→ **What the task requires**:
Below is a listing. Gather each line of it that contains "this".

→ **Provided data**:
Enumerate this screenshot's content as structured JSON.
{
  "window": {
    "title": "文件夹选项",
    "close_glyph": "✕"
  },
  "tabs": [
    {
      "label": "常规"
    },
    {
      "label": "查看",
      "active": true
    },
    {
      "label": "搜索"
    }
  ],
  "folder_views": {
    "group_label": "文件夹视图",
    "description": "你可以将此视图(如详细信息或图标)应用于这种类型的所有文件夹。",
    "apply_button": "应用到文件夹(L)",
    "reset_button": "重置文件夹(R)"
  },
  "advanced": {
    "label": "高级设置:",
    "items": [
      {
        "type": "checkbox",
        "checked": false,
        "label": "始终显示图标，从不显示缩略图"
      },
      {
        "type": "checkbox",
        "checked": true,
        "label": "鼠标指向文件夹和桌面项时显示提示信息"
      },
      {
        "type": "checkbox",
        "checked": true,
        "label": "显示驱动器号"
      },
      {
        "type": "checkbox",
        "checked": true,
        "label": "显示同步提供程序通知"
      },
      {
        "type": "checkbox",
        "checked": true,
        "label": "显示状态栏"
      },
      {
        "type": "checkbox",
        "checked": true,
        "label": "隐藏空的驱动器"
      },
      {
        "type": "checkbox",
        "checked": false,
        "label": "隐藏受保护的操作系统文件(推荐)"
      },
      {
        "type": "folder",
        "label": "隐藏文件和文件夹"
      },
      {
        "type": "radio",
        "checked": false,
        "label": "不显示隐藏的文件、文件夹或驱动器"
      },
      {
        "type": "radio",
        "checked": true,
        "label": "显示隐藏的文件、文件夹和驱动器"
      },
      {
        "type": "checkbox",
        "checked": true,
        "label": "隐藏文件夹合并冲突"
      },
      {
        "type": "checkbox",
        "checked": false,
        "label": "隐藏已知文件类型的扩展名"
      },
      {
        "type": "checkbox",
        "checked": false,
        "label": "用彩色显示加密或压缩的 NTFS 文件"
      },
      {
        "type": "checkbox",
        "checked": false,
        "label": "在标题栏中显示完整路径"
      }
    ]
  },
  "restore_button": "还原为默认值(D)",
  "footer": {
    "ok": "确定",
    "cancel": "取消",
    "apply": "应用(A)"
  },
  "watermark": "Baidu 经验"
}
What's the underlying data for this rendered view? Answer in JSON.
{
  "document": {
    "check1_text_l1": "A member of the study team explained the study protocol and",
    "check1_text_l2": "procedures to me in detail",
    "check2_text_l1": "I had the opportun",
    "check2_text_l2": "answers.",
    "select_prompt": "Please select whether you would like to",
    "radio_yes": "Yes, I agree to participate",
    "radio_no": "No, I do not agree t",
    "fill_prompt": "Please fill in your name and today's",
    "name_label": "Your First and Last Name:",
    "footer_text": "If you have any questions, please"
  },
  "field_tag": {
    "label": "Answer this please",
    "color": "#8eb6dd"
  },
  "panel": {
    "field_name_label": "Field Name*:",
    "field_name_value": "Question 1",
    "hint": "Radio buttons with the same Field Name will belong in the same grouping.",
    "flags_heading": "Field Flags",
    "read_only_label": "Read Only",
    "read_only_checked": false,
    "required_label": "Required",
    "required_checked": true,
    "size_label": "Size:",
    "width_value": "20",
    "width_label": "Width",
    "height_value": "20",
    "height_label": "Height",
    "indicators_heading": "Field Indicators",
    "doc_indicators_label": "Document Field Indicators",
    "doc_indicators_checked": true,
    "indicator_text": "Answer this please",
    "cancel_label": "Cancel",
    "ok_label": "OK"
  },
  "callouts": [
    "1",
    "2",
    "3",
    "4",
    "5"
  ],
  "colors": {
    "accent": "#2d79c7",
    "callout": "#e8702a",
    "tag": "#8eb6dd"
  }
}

→ **Your solution**:
Enumerate this screenshot's content as structured JSON.
What's the underlying data for this rendered view? Answer in JSON.
    "label": "Answer this please",
    "indicator_text": "Answer this please",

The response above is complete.